Seven months after the expiration of the Internet access tax moratorium,
Congress has yet to reach a compromise on the vastly different Senate and
House versions calling for a new ban on connection taxes.
Last September, the House passed
legislation to permanently extend a temporary ban on Internet taxes that had
been in place since 1998 and set to expire on Nov. 1.
The bill covered both
dial-up and broadband connections and eliminated a controversial grandfather
clause covering 11 states that were taxing Internet connections prior to
Similar legislation passed the Senate Commerce Committee in July. The Senate
bill, however, fell apart when it came up for a vote in October and it took
until late April for a compromise to be reached: a four-year ban retaining
the grandfather clause.
In the month since the Senate bill gained passage, neither the House nor the
Senate has moved to reconcile the differences. A spokesperson for Rep. Chris
Cox (R-Calif.), sponsor of the House version, told internetnews.com a
joint House-Senate conference committee to iron out a compromise has not
In the Senate, the official line is that the bill is in the hands of the
House. Earlier this month, Cox said the House would seek “at least some
elements of permanency” in a compromise with the Senate.
“Since the moratorium expired last November, the states, by right, could be
taxing [Internet connections] right now,” Storme Street, senior manager of
government relations at the Electronic Industries Alliance (EIA), told an
EIA political roundtable discussion Wednesday afternoon.
The cash-strapped states have not moved to tax access, Street said, because
they are thinking, “‘Why waste all that time when they know Congress will get
it together and pass something.'”
Rosario Palmieri, staff director for the House Small Business Subcommittee
on Regulatory Reform and Oversight, told the EIA roundtable, “I would find
it shocking” if a compromise is not reached. “It is something people like
Chris Cox care enough about that that they’ll find a way,” Palmieri said.
The path to compromise was difficult in the Senate where deep divisions
criss-crossed through party lines over the issue.

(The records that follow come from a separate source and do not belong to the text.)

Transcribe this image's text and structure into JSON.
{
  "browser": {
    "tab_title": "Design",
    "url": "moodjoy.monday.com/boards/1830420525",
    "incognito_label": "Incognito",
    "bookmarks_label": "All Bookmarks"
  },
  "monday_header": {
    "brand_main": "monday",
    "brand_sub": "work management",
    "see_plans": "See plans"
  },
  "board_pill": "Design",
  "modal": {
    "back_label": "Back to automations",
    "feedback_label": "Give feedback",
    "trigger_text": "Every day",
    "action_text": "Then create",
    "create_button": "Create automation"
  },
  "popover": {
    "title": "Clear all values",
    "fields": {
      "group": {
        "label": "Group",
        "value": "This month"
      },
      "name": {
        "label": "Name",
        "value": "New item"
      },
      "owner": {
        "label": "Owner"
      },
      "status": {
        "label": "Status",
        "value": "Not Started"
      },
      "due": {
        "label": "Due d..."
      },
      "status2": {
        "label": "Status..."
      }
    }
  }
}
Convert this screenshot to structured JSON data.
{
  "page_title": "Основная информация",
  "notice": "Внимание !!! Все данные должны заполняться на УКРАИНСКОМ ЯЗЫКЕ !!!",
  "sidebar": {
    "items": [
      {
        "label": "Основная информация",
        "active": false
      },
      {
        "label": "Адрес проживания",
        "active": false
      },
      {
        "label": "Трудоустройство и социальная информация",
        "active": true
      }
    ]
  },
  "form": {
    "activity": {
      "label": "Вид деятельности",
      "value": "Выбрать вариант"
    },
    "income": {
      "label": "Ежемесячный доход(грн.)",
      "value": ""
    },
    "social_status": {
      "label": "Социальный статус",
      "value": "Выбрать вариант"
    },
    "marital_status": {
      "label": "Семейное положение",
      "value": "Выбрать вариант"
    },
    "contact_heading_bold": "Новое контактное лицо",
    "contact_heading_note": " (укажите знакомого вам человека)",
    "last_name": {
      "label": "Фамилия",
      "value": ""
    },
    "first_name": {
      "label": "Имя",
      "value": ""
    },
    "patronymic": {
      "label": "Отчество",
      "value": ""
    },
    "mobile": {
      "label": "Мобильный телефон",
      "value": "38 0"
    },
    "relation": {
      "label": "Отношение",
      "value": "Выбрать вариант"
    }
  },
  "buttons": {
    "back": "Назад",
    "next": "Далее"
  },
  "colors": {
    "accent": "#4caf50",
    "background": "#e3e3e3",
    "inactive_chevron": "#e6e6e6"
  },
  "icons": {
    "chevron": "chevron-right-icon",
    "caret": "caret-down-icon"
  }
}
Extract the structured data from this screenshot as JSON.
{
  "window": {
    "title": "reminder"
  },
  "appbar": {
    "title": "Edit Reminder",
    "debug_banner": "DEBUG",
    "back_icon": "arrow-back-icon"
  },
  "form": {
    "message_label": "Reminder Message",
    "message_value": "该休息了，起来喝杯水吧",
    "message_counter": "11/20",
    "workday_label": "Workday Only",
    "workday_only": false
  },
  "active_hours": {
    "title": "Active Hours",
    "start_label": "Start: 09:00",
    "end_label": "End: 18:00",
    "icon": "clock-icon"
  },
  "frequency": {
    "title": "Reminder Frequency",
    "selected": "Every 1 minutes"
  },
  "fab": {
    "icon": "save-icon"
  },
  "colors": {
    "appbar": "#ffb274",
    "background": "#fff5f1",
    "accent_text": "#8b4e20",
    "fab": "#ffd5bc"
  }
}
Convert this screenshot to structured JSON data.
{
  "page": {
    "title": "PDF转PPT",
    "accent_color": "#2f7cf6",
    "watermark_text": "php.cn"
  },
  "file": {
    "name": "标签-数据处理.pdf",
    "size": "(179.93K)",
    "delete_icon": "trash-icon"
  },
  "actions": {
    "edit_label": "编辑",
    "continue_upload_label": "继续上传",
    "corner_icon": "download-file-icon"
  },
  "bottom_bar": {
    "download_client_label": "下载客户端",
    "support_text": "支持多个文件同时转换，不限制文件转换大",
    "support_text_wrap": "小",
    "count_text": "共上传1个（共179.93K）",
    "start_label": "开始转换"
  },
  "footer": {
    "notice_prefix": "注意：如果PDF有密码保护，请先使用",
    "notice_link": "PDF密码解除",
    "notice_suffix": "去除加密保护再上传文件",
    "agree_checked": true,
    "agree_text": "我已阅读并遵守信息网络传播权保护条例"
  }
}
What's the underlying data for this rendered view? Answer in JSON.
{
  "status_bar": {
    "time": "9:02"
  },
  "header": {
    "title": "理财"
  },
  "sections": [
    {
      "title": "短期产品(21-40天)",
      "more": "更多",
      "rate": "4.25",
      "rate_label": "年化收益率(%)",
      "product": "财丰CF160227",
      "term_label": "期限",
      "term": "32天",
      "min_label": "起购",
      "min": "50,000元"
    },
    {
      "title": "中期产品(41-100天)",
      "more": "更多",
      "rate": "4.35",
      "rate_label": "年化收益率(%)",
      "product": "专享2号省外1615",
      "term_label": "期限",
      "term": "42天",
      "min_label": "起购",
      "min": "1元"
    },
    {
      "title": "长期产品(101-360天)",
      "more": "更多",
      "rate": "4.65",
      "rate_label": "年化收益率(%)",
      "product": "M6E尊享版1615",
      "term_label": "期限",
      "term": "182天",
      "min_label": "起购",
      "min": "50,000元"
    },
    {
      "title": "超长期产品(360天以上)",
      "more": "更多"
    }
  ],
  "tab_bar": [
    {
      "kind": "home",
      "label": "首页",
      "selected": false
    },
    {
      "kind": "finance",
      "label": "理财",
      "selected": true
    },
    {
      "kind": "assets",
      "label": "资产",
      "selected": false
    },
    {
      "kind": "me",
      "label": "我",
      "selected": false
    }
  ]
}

Throughout the debate,
more than a third of the Senate consistently voted to shorten the duration
of a new moratorium and to keep the access definitions much narrower in
scope than envisioned in the House version.
Led by Sen. Lamar Alexander (R-Tenn.), opponents raised a number of concerns
that the bill could be interpreted to exempt not only access but other
services that might piggyback in with the connection, such as, Voice Over
Internet Protocol (VoIP)
Sen. John McCain (R-Ariz.) finally brokered a compromise with specific
language that attempts to ensure nothing in the bill will affect state and
local taxation of voice telecommunications services, VoIP, or other telecom
services that are not purchased or used directly to provide Internet access.
The last hurdle to final Senate passage
came when lawmakers agreed to table a motion by California Democrat Diane
Feinstein to add two additional years to the grandfather clause for state
and local authorities already taxing DSL connections.
Under the final Senate version, the states already taxing Internet
connections are allowed to continue the tariffs for the life of the new
four-year ban while states that began taxing tax high-speed wireline and
wireless access after 1998 have two years to discontinue the practice.
The same issues are likely to plague the new House debate over the bill, but
Palmieri predicted ultimate passage before the 108th Congress concludes its
work early this fall.
“We’ve passed through so many roadblocks just to get
where we are,” he said. “Those who favor the moratorium in its fullest know
they must make some [concessions]. They’ll probably cave on the grandfather
President Bush, who has recently added a goal of ubiquitous American
broadband penetration by 2007 to his re-election stump speeches, has said he
will sign a new Internet access tax prohibition.